Victims Share How Their Lives Were Upended by the FTX Collapse

Estimated read time 3 min read

When FTX imploded in 2022, some of the wealthiest individuals who invested in the cryptocurrency exchange platform and attached their names to the company lost millions of dollars.

Star NFL quarterback Tom Brady, who received a multimillion-dollar deal to be the leading FTX brand ambassador, was estimated to lose $30 million in the aftermath of the collapse.

Companies and venture capital firms also saw their money vanish. Sequoia Capital deemed its $213.5 million investment worthless but assured its investors in a letter that the damage was offset by $7.5 billion in realized and unrealized gains that year. Other VCs have chimed in: That’s not that bad.

But victims of the FTX collapse aren’t limited to wealthy investors and firms, as prosecutors noted in a recent sentencing memo requesting a federal judge to hand disgraced FTX founder Sam Bankman-Fried 40 to 50 years in prison.

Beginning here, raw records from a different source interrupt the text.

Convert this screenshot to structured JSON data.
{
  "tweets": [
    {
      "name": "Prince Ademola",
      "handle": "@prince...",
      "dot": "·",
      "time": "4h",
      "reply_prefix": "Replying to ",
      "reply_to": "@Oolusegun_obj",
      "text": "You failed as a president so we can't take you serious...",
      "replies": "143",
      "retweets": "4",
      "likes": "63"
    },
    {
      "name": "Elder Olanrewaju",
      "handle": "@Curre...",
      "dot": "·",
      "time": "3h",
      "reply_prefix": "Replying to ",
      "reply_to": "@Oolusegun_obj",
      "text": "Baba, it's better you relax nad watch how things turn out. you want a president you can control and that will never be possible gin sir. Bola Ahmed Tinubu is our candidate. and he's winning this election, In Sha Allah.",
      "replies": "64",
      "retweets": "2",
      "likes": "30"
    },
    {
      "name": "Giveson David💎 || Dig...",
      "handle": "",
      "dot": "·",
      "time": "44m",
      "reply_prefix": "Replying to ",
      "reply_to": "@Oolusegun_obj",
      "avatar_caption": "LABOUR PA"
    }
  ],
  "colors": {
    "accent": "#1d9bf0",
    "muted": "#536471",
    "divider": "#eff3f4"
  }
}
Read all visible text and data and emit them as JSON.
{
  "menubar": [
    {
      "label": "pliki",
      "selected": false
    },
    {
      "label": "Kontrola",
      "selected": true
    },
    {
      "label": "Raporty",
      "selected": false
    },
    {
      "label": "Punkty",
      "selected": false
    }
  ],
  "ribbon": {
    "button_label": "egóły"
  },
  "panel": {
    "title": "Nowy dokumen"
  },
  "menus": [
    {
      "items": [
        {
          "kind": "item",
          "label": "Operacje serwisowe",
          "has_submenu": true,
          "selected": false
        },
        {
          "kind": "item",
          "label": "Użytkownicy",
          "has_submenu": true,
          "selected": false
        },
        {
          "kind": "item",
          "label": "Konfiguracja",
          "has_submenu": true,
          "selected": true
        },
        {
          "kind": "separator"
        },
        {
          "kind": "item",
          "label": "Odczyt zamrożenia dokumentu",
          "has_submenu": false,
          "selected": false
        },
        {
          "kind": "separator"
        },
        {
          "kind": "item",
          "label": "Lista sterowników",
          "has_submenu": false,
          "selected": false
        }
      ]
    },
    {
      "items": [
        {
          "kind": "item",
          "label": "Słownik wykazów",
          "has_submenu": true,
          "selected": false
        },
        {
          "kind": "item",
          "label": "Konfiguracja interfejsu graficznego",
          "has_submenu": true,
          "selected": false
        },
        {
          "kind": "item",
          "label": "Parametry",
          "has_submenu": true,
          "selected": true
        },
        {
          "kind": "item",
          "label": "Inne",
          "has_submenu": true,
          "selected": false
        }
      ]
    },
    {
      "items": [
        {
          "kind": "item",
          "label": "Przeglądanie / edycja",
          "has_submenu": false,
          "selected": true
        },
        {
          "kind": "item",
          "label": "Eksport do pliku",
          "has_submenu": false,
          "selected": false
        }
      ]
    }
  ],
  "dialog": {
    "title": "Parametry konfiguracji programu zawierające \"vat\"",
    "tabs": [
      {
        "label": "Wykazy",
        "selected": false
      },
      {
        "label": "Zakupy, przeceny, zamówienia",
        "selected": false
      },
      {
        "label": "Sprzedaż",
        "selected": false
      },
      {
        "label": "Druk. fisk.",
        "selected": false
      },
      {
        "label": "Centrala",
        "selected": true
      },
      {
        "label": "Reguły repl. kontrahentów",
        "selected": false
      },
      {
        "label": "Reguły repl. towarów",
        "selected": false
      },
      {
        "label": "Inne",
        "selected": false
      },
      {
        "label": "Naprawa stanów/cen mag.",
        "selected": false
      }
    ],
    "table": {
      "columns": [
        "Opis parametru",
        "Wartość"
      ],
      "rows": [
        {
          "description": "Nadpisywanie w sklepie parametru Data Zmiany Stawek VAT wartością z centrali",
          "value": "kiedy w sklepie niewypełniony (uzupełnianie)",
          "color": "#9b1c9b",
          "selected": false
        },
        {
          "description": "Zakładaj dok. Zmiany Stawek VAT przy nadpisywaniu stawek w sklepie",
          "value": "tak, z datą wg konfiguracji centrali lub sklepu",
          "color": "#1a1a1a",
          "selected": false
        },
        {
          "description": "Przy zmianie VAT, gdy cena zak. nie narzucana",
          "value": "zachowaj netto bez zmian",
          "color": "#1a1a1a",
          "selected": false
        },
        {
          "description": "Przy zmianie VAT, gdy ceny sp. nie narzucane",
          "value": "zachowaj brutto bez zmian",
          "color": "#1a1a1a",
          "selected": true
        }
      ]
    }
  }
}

“The defendant victimized tens of thousands of people and companies, across several continents, over a period of multiple years,” prosecutors wrote.

Some of those faceless victims, according to testimonies published in the court documents, include a single mom who said she lost her life savings, a brother who hoped to use the earnings from his investment to help his sibling with his “disability,” and a partner who said the losses had destabilized their family’s lives.

“The financial loss we incurred was significant — not just in monetary terms, but in the stability it provided our family. We were brought to the brink of losing our home, struggling to meet mortgage payments and maintain a semblance of normalcy for our child,” the victim wrote.

Many of these smaller investors don’t come anywhere near the seven- to nine-figure investments celebrities like Brady or VCs like Sequoia Capital put into FTX. Nor do they have any type of gains to fall back on.

The losses, some victims say in their statements, represent all the money they’ve saved for years and were relying on to support their own and their family’s lives.

One victim who claimed to be living in Africa said he had bought 3 bitcoins for his “family savings” said that the investment toward FTX was “hard-earned to break the generational poverty,” according to the court documents.

“Now you have swapped in and stolen all of this,” the victim wrote of SBF. “You have single-handedly broken a self-made opportunity.”

At the time of the collapse, FTX’s bankruptcy filings said that the exchange could owe money to about one million creditors. Bankruptcy lawyers identified in 2023 a $9.5 billion shortfall in crypto and cash that needed to be repaid to customers.

In February, lawyers for FTX’s debtors told a Delaware bankruptcy court that customers and creditors can expect to receive full restitution, Axios reported.

If you lost money in the FTX collapse and would like to share your story, reach reporter Lloyd Lee at (646) 768-1630.